Dark, light, delicate, strong, ageless, timeless and not trend specific.
What inspires a collection?
So many things can inspire a collection. It can be because of an experience I’ve had, a question that jumps into my head, a piece of artwork that I’ve seen, a movie or even a piece of music.
You mix fabric textures a lot in your work? Why is this?
I really love beautiful fabrics and combining them with an array of textures fascinates me, I feel it brings a depth to a collection and makes it far more interesting.
Who is the designer or artist that has influenced your work the most?
Hhhhmmmmmm…….. I don’t think that it’s really been one designer or artist that has influenced my work. I love the work of the amazing Alexander Mc Queen because he always chose to not conform to anyone else’s ideas of fashion, and Gareth Pugh because he has always kept being an artist through his fashion. Maria Sita, head designer at Scanlan and Theodore encouraged me to push my knowledge and creativity, Rob Cromb, the owner of Kookai gave me the creative freedom to embrace the brands demographic and to push its boundaries to where it had never gone before.
Pressure, creativity and having a million things to do.
What is the hardest thing about being a designer?
I think the hardest thing about being a designer and owning your own label is not giving up, and not letting go of your core believes, it’s a tough industry.
How do you overcome this?
Sometime I need to just take time out, sit back and reassess everything and find and connect to the core passion that drives me. I also have people around me that believe in me and the path that I’m on (which really helps).
What is the best thing?
Allowing your creativity to flow when it hits, seeing people in your creations and hearing people like your stuff.
Diversifying my creativity into so many areas and launching Collecting Pretty boys last year at MBFWA
I think fashion is a bit of a rollercoaster ride, there’s often lowlights but the worst would have been when I lost my mother and then 8 months later my brother passed away suddenly. I was in a dark place and lost all sight of my creativity and passion, it was awful.
Do you think designers should have a specific style?

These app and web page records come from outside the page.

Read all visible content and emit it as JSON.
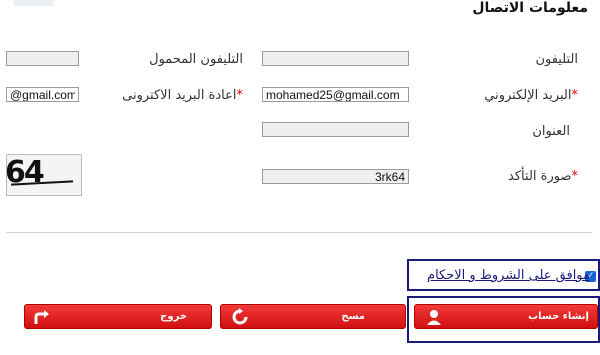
{
  "section": {
    "title": "معلومات الاتصال"
  },
  "fields": {
    "phone": {
      "label": "التليفون",
      "value": ""
    },
    "mobile": {
      "label": "التليفون المحمول",
      "value": ""
    },
    "email": {
      "label": "البريد الإلكتروني",
      "required_mark": "*",
      "value": "mohamed25@gmail.com"
    },
    "email_confirm": {
      "label": "اعادة البريد الاكترونى",
      "required_mark": "*",
      "value": "@gmail.com"
    },
    "address": {
      "label": "العنوان",
      "value": ""
    },
    "captcha": {
      "label": "صورة التأكد",
      "required_mark": "*",
      "value": "3rk64",
      "image_text": "64"
    }
  },
  "terms": {
    "label": "موافق على الشروط و الاحكام",
    "checked": true
  },
  "buttons": {
    "create": {
      "label": "إنشاء حساب",
      "icon": "user-icon"
    },
    "clear": {
      "label": "مسح",
      "icon": "refresh-icon"
    },
    "exit": {
      "label": "خروج",
      "icon": "exit-arrow-icon"
    }
  },
  "colors": {
    "button_red": "#e02020",
    "highlight_border": "#1a1a7a",
    "checkbox_blue": "#1565d8"
  }
}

If a designer doesn’t have a specific style then how can you tell them apart?
What is your strength and what is your weakness in business?
One of my strength in business would have to be my creative overall vision for the brand and my greatest weakness would be trying to find balance of working and having time out.
Finish these sentences:
Creativity is… a gift
Dressing men… is different in Australia that overseas, they are much more willing to experiment than most of the men here.
Dressing women… is great when you can bring their personality to the surface and make them feel confident and beautiful.
What’s the best piece of advice you’ve been given?
Just recently a beautiful fashion photographer friend of mine told me to step back and to ‘stop and smell the roses’ and just let go for a moment. An old cliché but one his father used to tell him.
Check out Nicks work ……. http://www.nickkidmanphotography.com
What is your end goal for CPB?
To own our own Collecting Pretty Boys concept stores.
What was your impression of the world when you were growing up?
I had a fairly dark impression of the world when I was growing up. My mother suffered from chronic bouts of schizophrenia and manic depression which greatly affected just about everything in our lives. On a positive note, she was incredibly creative. I sort of believe that she was a true eccentric, except she never learnt how to control it.
Has the way you view the world changed?
I believe that everyone is affected by their childhood and growing up, our experiences mold us into who we are. We also have the option to change how we view those experiences and to embrace what we’ve learnt to help others.
Clean, dark and comfortable.
Where would you like to live most in the world?
My perfect living experience would be 5 months in Melbourne, 3 months in Queensland and the other 4 months overseas.
If the world was to end tomorrow what would you do?
Have a beautiful dinner with the people I truly love and tell them how much they mean to me.
What advice would you offer emerging designers?
Go into the industry with your eyes open, keep your dreams true to who you are and never lose your passion.
Places to check out some of CPB work: